For the first time ever, two African Americans will hold top leadership positions at the same time in Congress, U.S. Rep. Cedric Richmond, chair of the Congressional Black Caucus, recently announced. U.S. Rep. Hakeem Jeffries, a New York Democrat and a member of the Congressional Black Caucus, was elected chair of the Democratic Caucus, and Assistant Democratic Leader James E. Clyburn of South Carolina, was elected Majority Whip, the third most-powerful party member. Clyburn also is a member of the Congressional Black Caucus. Rep. Jeffries defeated Rep. Barbara Lee for this position by a vote of 123-113, which surprised some Congressional observers. Fellow California Rep. Jackie Speier indicated she believed that ageism and sexism played a role in Barbara Lee’s defeat. Saying members should have the “courage” to vote in a public way in House leadership races. Currently, the votes are taken by secret ballot. “There’s this game that some of my colleagues play where they say one thing to one member and then say something else to another member,” Speier said. Many viewed the defeat of Lee over Jeffries as a triumph of monied interests over progressive values. Though Tom Watson, founder of CauseWired, pointed out on Twitter that Jeffries voting record is just as progressive as Lee’s. In a gracious statement, Congresswoman Lee said, “I want to congratulate Congressman Hakeem Jeffries on a hard-fought race. I look forward to working with him to advance a progressive, inclusive agenda for the American people. While I didn’t win today, I hope my candidacy will inspire other women, and women of color in particular, to run for elected office and seek leadership positions.

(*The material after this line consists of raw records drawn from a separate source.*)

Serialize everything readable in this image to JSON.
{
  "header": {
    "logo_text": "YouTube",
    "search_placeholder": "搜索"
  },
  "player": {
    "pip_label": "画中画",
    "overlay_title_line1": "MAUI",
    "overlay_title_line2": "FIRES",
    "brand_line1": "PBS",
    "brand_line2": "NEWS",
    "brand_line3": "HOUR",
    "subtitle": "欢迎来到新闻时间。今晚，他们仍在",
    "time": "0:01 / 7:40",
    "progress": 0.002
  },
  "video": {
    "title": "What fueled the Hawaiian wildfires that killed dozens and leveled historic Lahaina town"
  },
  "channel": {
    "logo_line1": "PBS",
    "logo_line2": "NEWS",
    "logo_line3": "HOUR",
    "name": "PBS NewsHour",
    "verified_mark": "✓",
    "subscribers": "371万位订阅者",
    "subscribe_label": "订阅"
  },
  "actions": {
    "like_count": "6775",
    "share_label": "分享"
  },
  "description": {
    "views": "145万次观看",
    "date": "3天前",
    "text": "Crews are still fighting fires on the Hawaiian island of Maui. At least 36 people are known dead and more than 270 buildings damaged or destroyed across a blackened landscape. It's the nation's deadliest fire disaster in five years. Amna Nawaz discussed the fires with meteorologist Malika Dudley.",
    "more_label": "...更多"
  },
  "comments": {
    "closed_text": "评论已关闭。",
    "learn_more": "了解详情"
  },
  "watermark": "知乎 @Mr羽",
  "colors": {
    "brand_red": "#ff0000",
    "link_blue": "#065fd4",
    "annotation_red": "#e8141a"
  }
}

Our Caucus can only succeed when every voice is represented in leadership. “When the Congressional Black Caucus was founded in 1971, I know our 13 founding members dreamed of the day we would have more than one member in our ranks competing for top leadership positions in Congress. Today is that day, and I know they are proud,” Richmond said. The majority whip is a member of the dominant political party whose job is to keep voting members in line with the party’s ideology and goals. The majority whip ensures attendance at all important votes and legislative sessions. The 78-year-old Clyburn, who represents South Carolina’s 6th District, has been a member of Congress since 1993. Clyburn, who also was majority whip from 2007 to 2011, has been criticized for accepting millions of dollars from the pharmaceutical industry over the past decade. Clyburn has received more money from drug maker PACs over the past decade than any other member of Congress—more than $1.09 million. During the 2018 election cycle, Clyburn received at least $170,000. In 2013, he was the featured speaker at a conference hosted by PhRMA, the industry’s leading trade group, according to Kaiser Health News. The conference was held at the James E. Clyburn Research Center at the Medical University of South Carolina, a hub of biopharmaceutical research. Kaiser Health News reported that voters complained about soaring prescription drug prices during the 2018 election campaign, and Democrats claimed they would do something about them in the next Congress. Nancy Pelosi, the incoming House Majority Leader, has received nearly $193,000 from drug maker PACs (political action committees). And Pelosi’s number two, U.S. Rep. Steny Hoyer of Maryland, has accepted $1.02 million from drug maker PACs since 2007. Hoyer received $128,000 from drug maker PACS during the recent election cycle. Prescription drug expenditures are nearly 20 percent of health care costs, and prescription spending is growing faster than any other part of the health care dollar. Spending on prescription drugs increased 13.1 percent in 2014—the largest annual increase since 2003. This uptick was largely driven by an unprecedented 30.9 percent increase in spending on specialty medications. In 2015, spending rose another 12.2 percent, according to theCampaign for Sustainable Rx Pricing. The chair of the Democratic Caucus makes sure party members achieve a consensus and achieve their goals. The 48-year-old Jefferies has been a member of Congress since 2013. He represents the 8th Congressional District, which includes Brooklyn and Queens, New York.